Laparoscopic surgeries are increasingly performed in veterinary clinics. However, the possible unwanted side effects of these procedures remain unclear. This study showed that at an IAP of 15 mm Hg there were significant changes in TAS and OSI whereas no significant changes were observed in theses parameters at 0, 7 or 12 mm Hg.

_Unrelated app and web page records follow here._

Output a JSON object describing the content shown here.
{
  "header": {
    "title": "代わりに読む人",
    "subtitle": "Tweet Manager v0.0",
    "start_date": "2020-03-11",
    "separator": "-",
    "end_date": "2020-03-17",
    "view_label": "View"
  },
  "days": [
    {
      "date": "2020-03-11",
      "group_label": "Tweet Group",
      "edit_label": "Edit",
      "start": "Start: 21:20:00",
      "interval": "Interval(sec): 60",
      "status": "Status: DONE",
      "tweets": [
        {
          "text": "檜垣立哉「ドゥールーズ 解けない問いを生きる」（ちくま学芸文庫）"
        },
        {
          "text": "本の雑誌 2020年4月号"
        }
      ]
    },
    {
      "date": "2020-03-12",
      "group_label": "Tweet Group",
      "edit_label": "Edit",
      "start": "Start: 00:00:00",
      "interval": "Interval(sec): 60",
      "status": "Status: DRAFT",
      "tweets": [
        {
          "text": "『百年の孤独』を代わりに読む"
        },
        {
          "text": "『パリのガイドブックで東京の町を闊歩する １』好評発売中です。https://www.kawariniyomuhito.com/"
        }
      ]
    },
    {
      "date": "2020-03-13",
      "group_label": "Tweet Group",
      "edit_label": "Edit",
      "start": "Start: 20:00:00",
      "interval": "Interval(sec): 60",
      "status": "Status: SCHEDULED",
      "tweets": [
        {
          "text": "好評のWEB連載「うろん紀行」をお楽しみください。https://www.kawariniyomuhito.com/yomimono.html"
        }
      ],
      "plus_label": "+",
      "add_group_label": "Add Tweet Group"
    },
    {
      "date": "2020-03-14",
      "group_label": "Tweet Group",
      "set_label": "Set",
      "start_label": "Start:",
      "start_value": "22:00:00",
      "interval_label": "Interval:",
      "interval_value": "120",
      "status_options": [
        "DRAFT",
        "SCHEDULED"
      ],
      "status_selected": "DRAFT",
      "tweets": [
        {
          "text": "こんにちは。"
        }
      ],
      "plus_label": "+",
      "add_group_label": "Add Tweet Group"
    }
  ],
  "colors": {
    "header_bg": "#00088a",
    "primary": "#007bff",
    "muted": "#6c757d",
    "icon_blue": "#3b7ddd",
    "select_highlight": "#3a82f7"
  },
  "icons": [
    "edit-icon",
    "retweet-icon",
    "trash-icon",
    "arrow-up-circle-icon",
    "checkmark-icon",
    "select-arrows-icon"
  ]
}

A CO2 pneumoperitoneum induced changes in total oxidant and antioxidant status of dogs in this study. In addition, the results showed that low insufflation pressure during a CO2 pneumoperitoneum tended to produce less oxidative stress compared with standard or high insufflaton pressure, although these differences did not reach statistical significance. Further investigation is needed to evaluate the clinical outcome in patients with a CO2 pneumoperitoneum undergoing laparoscopic surgery.

 

Source:

http://doi.org/10.1186/s13028-015-0113-3